After reading Tuesday’s post on Lohfink’s book on the parables of Jesus, my friend Joe Costantino wrote to me with the question “whether there were one or two interpretations or contextual insights he provided that led you to say: wow, I never thought of that before.”
Had I not read several other books by Lohfink, I would have answered yes to that question as how he interprets the parables. But much of what I read here flows directly from his emphasis in his earlier books on Jesus’ focus on the Kingdom and on the mystery of his own person in that connection. Having said that, I hope I conveyed in my original post that I found his contextual comments on the parables useful.
The contextual insight that stood out for me was his discussion of the parable of the abundant harvest. (Mark 4:3-9). When I’ve talked about this parable of the seed growing on good soil yielding a harvest of thirty or sixty or a hundredfold, I’ve adopted the interpretation of many commentators that this is an obvious exaggeration meant to convey, intended to strike hearers as something that would completely surpass real conditions. (As many others, I have on other occasions invited folks to consider whether they behave like the different types of seeds sown that are described in the parable.)
Lohfink’s book is the first I’ve heard of “tillering,” a process that would make the big quantities in Jesus’ talk completely normal because some of the seeds would “tiller” themselves, that is splitting into several stalks. As Lohfink explains based on his research, a “sprouting seed only produces a single shoot at the outset, but at a very early stage the bottommost node (the so-called “tillering node”), lying far below the surface of the soil, puts out side-shoots” which cause a branching of the principle stem such that there be a next of tillers.
Lohfink opines that Jesus presumed the process of tillering, making his sequence of 36…60…100 immediately plausible to his hearers. Thus, he suggests that “the parable depicts the coming of the reign of God from the first line on. Its coming includes the sowing, the adversaries who do it the utmost damage, and then finally the abundant harvest that stands on the stalk in the end, despite all those who oppose it.” He goes on to say that while the parable speaks first about what God is doing now in Israel, Jesus is also speaking about himself.
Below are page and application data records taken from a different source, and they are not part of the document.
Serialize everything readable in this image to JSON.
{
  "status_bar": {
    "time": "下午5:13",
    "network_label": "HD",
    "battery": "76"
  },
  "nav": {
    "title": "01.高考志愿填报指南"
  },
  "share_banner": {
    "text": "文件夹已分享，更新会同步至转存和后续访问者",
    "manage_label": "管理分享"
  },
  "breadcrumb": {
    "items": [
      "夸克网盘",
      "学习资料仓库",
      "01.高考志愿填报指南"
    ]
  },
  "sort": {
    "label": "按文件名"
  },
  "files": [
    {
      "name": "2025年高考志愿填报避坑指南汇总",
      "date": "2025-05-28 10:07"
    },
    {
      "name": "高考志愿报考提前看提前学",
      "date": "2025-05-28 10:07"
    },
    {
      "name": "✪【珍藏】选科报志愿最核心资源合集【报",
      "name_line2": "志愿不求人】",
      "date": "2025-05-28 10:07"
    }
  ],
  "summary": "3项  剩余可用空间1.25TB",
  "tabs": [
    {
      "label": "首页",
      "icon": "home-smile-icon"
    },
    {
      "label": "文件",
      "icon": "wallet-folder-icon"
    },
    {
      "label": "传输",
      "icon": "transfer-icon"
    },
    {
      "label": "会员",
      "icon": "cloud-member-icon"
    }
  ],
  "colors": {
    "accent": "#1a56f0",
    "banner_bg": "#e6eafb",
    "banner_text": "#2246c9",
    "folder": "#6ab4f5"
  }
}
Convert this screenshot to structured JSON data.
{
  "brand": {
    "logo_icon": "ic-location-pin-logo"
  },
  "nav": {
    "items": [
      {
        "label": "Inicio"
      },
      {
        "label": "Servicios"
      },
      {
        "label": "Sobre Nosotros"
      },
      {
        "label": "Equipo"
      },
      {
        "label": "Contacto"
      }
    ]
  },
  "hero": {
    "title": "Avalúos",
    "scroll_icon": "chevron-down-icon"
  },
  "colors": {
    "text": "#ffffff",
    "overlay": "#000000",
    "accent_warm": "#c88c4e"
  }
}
He is the sower who sows the word or proclamation. He is also the one who sows people. He has to bear the attacks of his opponents. He experiences how his adversaries frighten people who really want to follow him and try to destroy his mission. And he sees who is seed grows in spite of it all.
You may not find that observation as interesting as I did, but It makes me think differently about the harvest Jesus talks about.